• _Your goal_
Copy out, from the data, each line containing the string "false".

• _Data records for software interfaces_
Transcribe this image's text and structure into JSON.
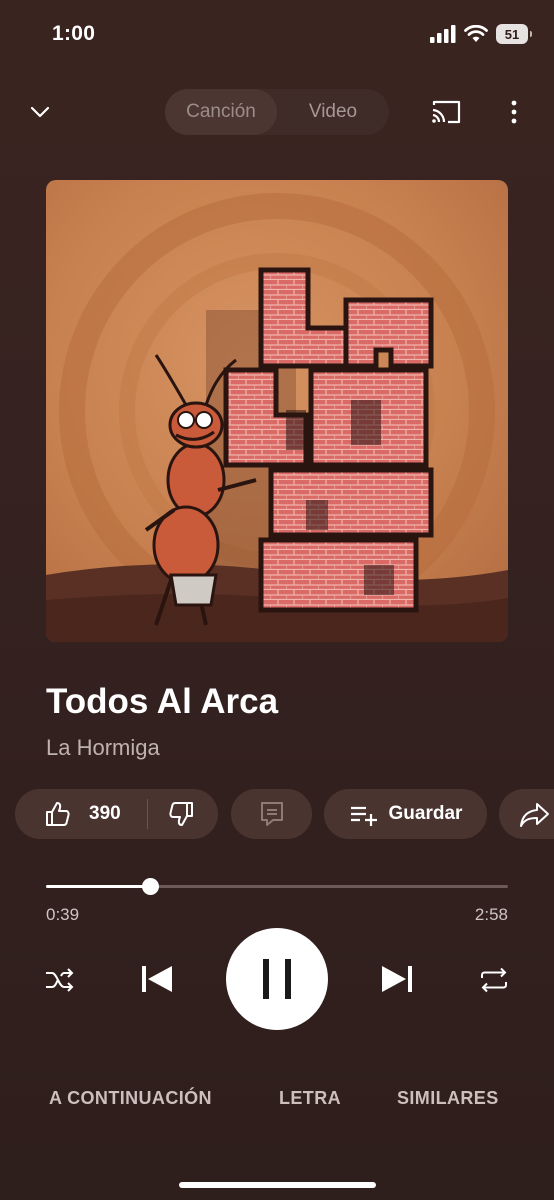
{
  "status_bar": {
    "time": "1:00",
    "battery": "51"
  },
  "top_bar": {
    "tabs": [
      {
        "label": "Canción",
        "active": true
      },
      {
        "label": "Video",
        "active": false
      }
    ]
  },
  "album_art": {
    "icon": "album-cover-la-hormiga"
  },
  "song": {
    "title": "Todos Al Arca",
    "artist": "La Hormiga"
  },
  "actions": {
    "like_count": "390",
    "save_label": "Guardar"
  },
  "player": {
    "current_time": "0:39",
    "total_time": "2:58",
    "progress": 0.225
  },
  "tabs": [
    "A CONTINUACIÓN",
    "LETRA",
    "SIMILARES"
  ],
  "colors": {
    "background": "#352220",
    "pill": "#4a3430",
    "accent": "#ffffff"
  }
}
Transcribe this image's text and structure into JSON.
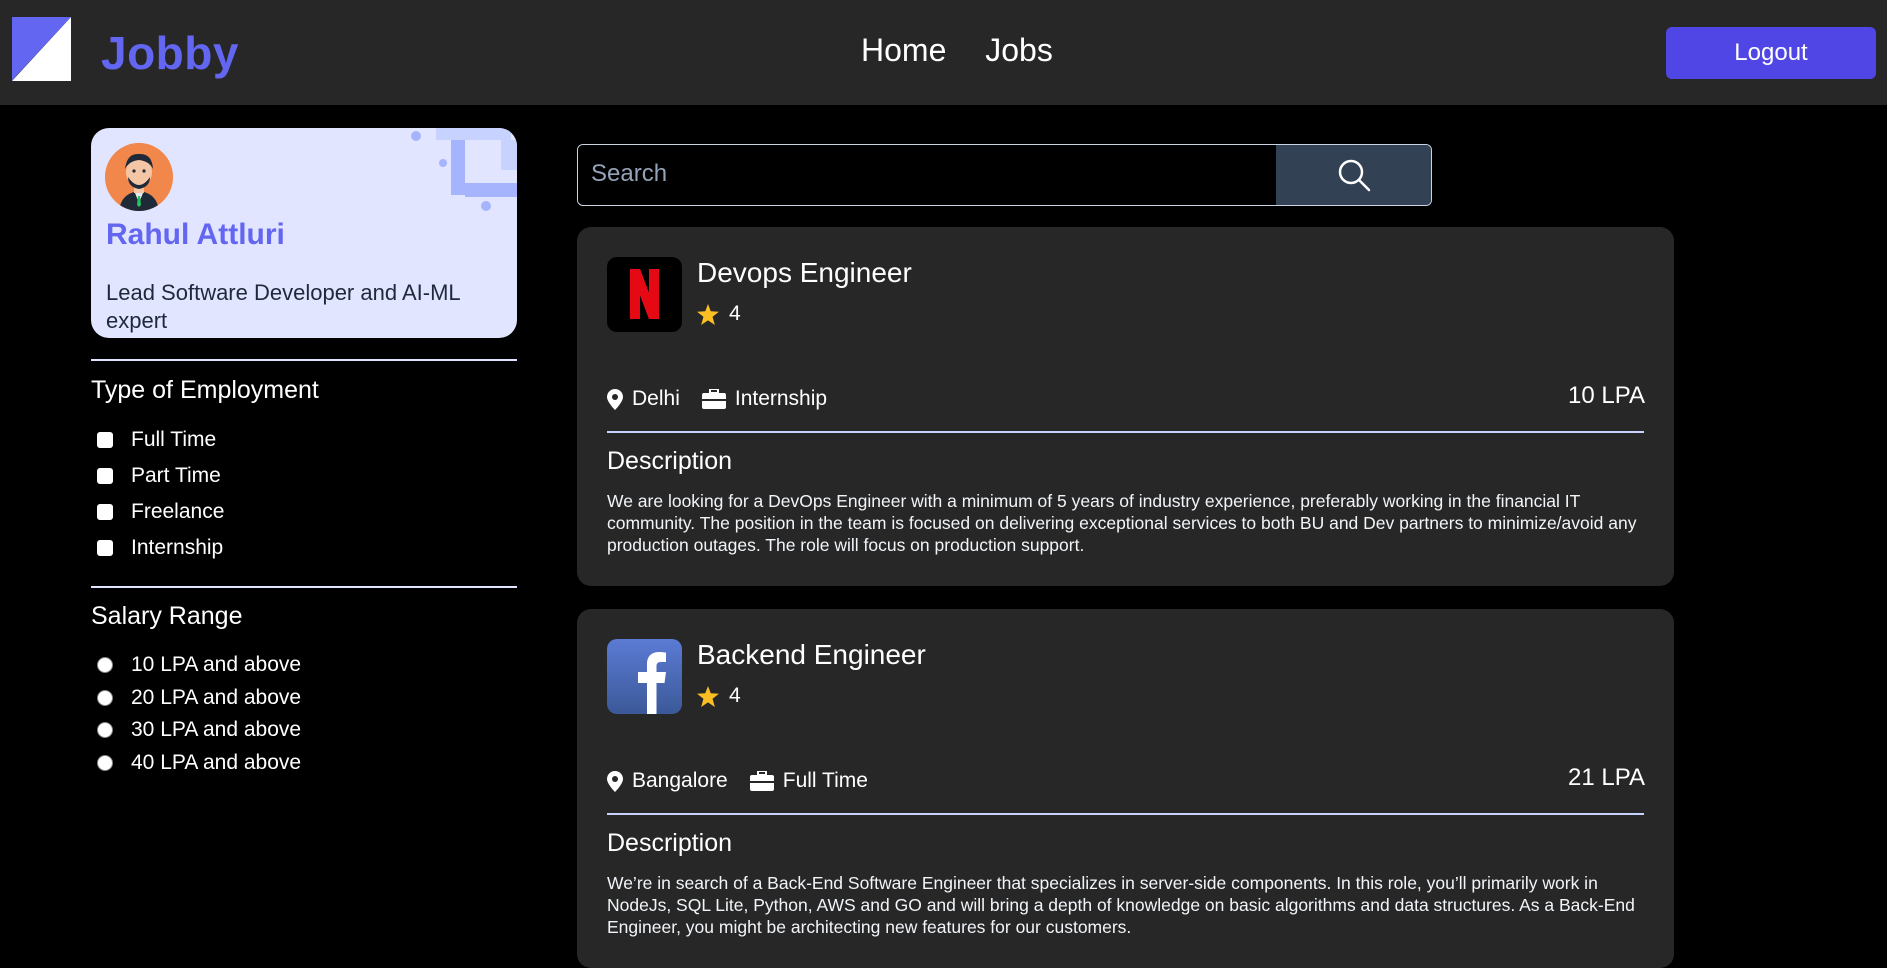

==

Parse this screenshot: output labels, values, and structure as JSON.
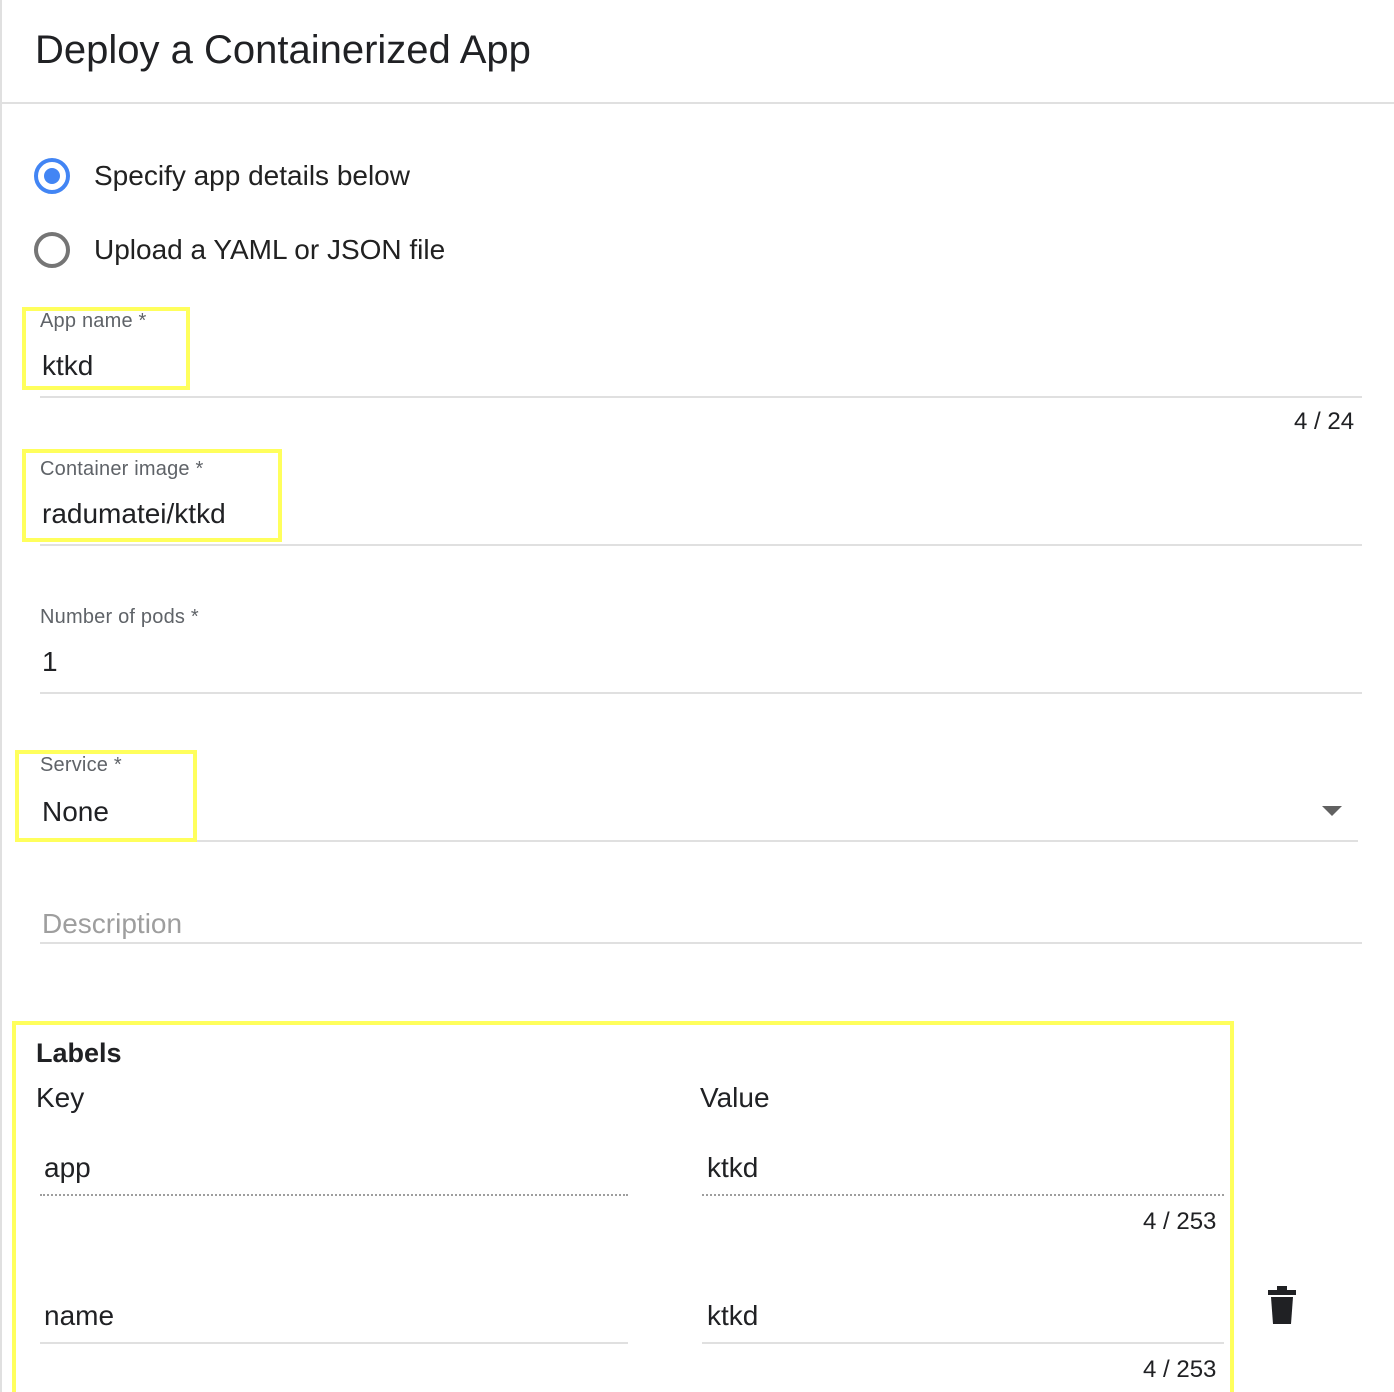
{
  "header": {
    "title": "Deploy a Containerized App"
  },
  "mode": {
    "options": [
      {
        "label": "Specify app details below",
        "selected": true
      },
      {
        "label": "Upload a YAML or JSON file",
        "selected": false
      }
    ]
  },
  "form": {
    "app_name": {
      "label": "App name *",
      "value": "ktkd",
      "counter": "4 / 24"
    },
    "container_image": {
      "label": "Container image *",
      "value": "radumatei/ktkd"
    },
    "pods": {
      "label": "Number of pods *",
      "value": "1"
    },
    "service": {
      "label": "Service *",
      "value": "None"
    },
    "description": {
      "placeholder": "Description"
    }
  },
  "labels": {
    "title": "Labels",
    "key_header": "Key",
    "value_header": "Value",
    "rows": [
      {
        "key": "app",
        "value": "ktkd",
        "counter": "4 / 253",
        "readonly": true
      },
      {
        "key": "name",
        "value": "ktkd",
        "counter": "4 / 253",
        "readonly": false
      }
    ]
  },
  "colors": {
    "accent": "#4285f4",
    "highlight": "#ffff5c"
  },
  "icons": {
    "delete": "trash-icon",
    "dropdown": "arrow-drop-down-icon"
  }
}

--

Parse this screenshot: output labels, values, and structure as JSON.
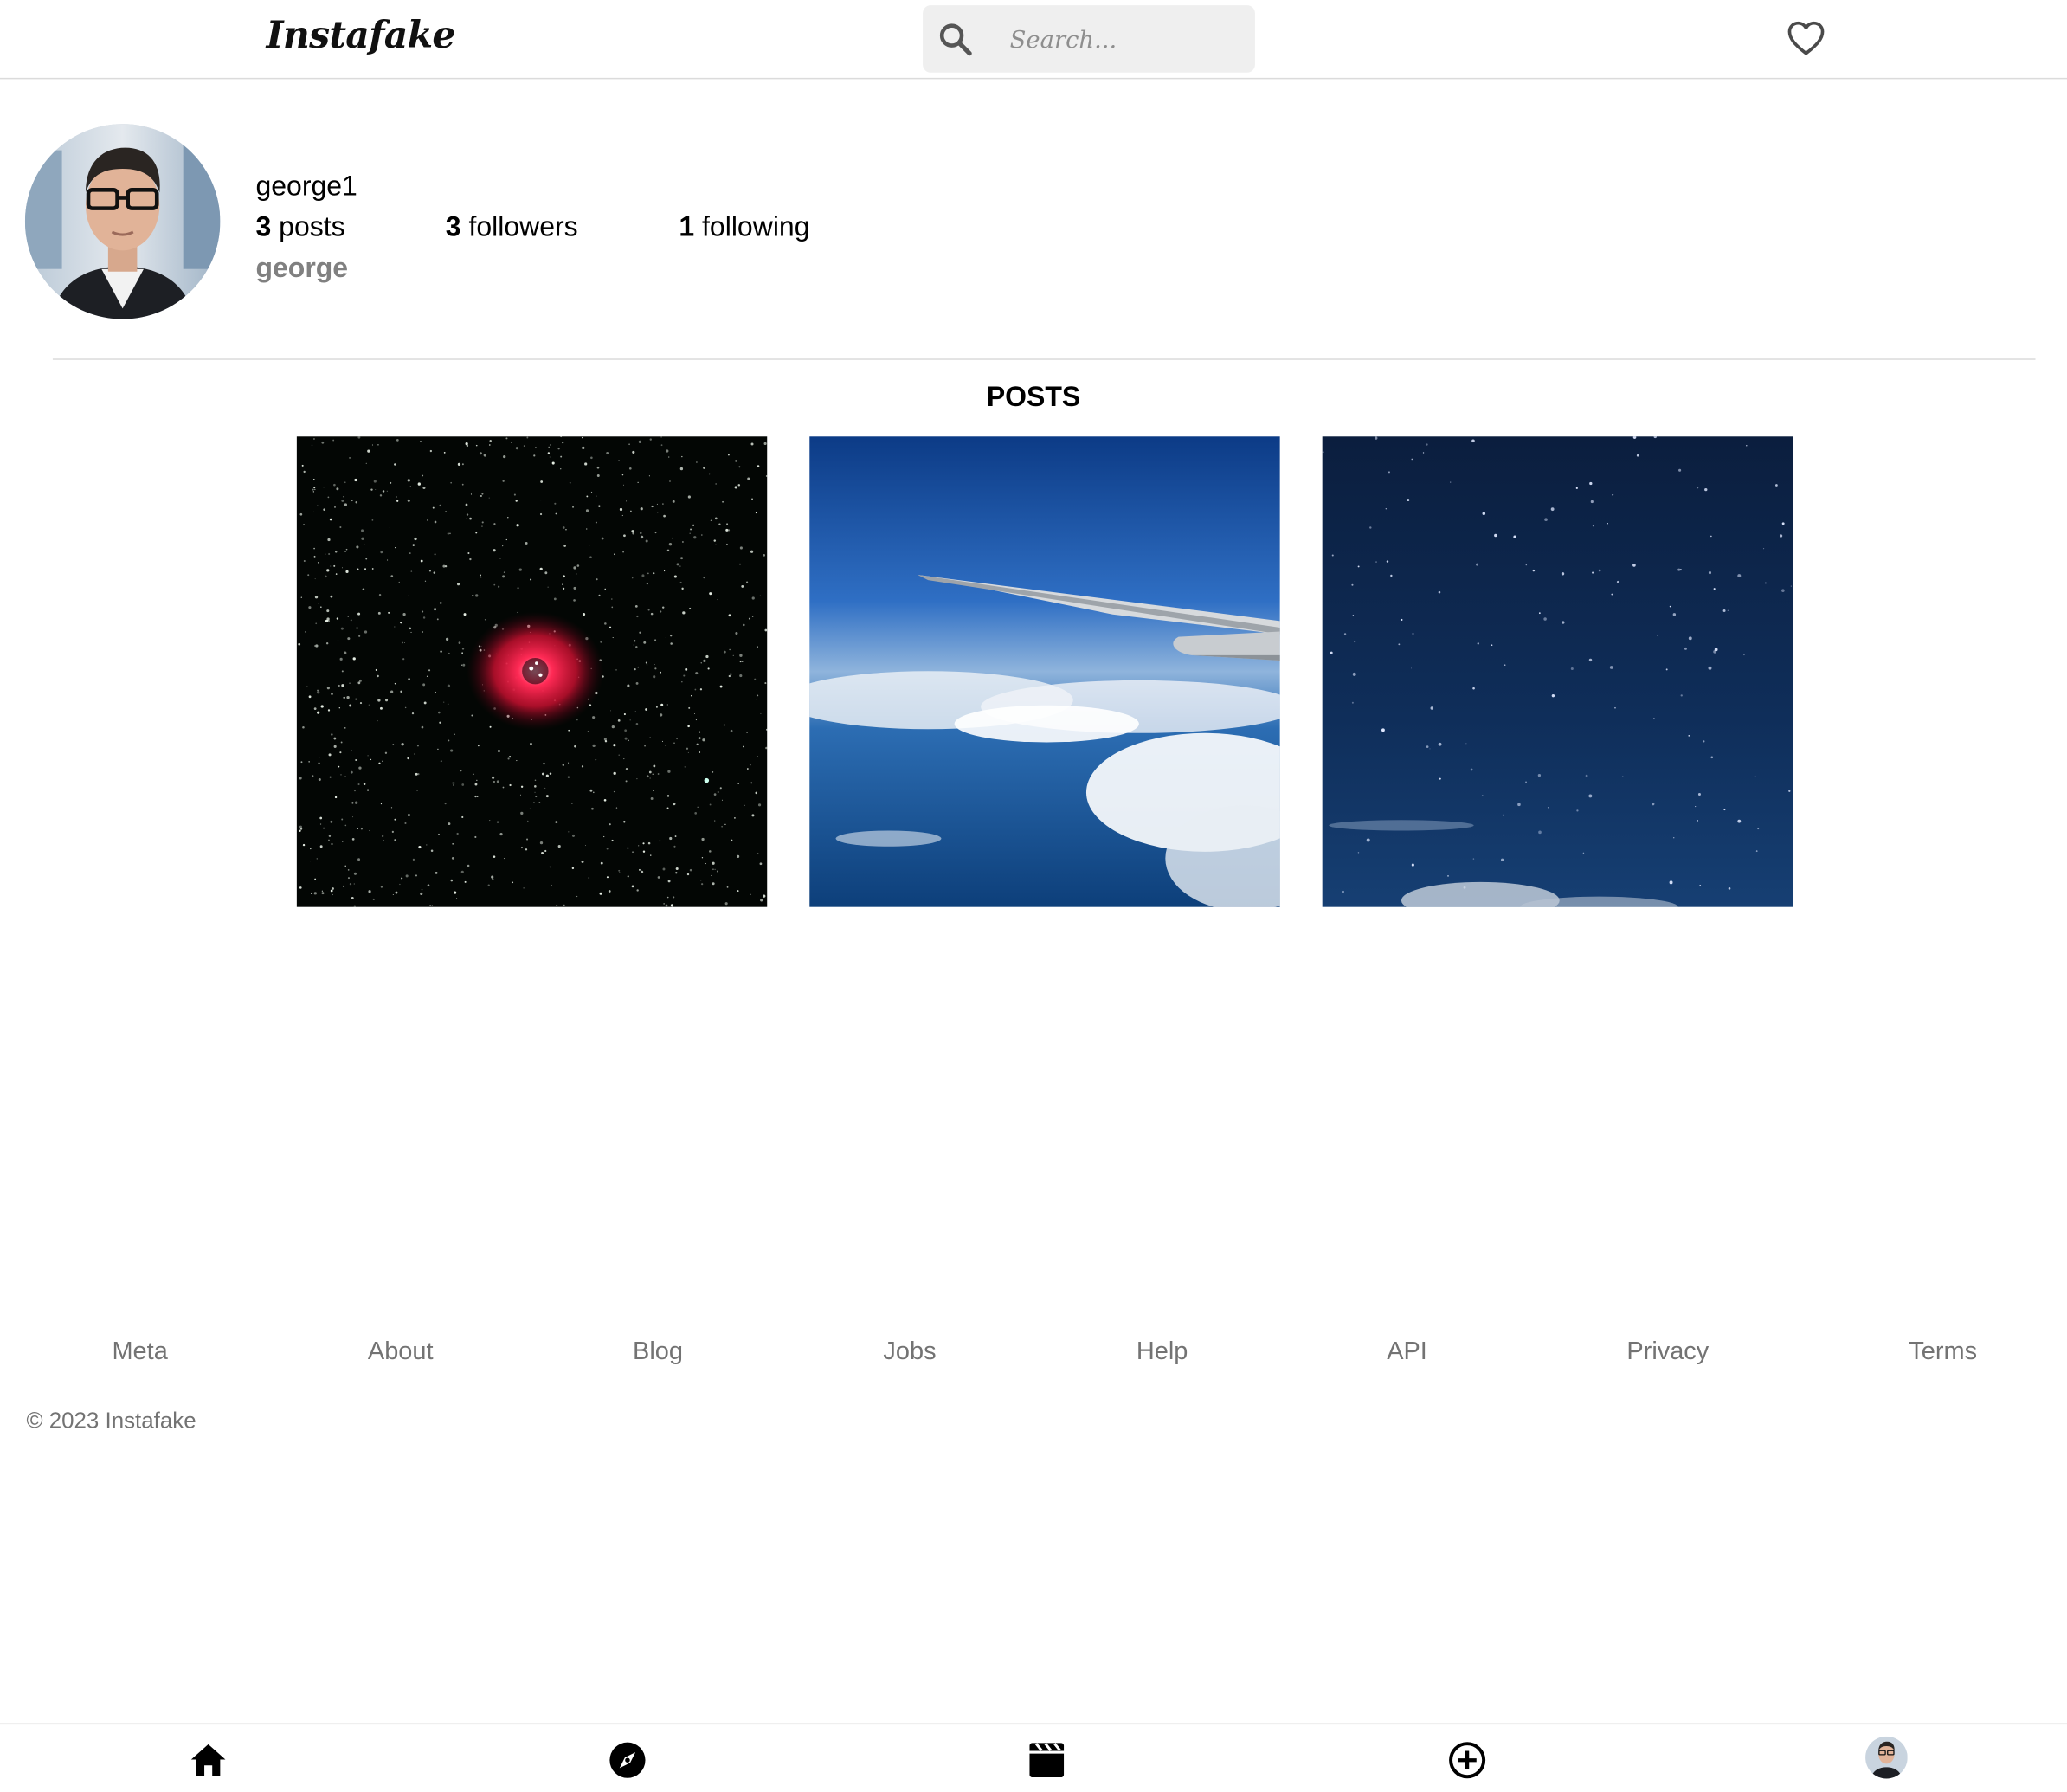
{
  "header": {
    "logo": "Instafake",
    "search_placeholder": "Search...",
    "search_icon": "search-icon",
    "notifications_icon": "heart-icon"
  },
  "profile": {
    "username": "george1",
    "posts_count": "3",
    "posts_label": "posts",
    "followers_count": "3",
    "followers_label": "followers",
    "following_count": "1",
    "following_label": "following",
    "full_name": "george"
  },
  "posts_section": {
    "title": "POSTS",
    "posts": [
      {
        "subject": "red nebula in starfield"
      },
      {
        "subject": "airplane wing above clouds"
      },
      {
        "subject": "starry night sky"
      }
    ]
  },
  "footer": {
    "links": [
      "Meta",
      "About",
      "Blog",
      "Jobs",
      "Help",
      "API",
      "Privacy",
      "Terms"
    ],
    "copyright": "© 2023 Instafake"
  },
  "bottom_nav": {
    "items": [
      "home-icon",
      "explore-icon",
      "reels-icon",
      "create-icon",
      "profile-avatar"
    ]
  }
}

• _Solution for this problem_
        "active": false
        "selected": false
        "readonly": false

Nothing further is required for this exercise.